The Fabric of the Universe
Paul Doherty bio
Duration: 12 sessions, 18 hours
Observation is an important part of science and yet it is seldom taught in science courses. Many examples of poor science arise because people honestly report what they see, and yet their reports are flawed because they do not understand how their visual system can be fooled. Understanding perception is necessary to help us understand how there can be so many incorrect pseudoscientific reports in the media. This course will explore the nature of science and human perception, examine particles and forces that make up the universe, and probe the boundaries to scientific knowledge. The field of quantum physics has extremely salient intersections with the Buddhist theory of Interdependent Origination, a profound teaching in Buddhism on the causality of perception and phenomena. Interactive lectures and activities will explore connections between the two traditions. Monastics have deep questions about the atomic world and will have an increased capacity to discuss the profound findings of quantum physics as a result of the course.
David Barker bio
Duration: 5 sessions, 7.5 hours
All observations occur in the context of our perception. Understanding how we perceive the world around us helps us become better inquirers and investigators. Perception also provides a superb meeting ground for scholars whose backgrounds and content expertise vary. This will provide a hands-on immersive introduction to our sense perceptions.
Bryce Johnson bio, and Staff
Duration: 19 sessions (30 min/each), 9.5 hours
Monastic graduates will have formal time to discuss amongst themselves, share notes, answer each others questions, formulate questions to ask faculty, reflect and digest. Discussion of the classes taught that day will be encouraged.
Bryce Johnson and Staff
19 sessions, 19 hours
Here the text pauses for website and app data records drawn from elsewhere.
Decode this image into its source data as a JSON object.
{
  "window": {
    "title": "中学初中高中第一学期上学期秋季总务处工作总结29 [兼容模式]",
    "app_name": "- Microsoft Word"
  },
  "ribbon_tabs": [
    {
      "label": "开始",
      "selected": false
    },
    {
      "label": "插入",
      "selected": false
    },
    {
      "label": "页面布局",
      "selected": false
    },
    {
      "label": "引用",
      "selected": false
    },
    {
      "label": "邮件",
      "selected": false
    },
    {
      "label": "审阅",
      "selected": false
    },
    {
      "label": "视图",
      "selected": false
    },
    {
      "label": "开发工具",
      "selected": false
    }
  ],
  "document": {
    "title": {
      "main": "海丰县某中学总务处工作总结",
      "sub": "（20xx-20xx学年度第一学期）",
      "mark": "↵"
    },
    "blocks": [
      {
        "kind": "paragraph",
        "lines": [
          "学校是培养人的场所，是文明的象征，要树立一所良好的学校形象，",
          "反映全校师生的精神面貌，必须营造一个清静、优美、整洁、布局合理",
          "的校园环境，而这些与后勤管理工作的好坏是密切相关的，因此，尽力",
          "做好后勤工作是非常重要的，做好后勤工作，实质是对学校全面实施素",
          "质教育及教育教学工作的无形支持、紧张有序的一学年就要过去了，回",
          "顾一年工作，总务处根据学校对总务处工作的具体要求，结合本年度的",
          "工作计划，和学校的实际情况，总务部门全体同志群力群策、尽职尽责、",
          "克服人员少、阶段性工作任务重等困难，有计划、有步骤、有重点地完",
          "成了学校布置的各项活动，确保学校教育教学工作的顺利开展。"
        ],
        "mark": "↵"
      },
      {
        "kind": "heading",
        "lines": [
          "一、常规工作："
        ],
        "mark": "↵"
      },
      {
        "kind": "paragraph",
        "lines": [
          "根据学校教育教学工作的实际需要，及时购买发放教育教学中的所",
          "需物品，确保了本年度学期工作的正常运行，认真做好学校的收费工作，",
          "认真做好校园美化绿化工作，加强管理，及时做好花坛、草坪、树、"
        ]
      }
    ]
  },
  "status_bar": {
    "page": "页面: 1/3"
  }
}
Writing Assignments! Writing is essential to the activities of the program, and regular written exercises will be integrated into all the topics in the course. We have discovered that regular journaling and multiple writing exercises provide reflection, solidify content learned, and provide structure to formulate new questions. The monastic graduates will use writing to explore their thinking on the intersection of Buddhism and science and develop dialogue between traditions. Written products that result from the course will be published by the Tibetan Library so as to disseminate the experience and reflections on the participating leaders.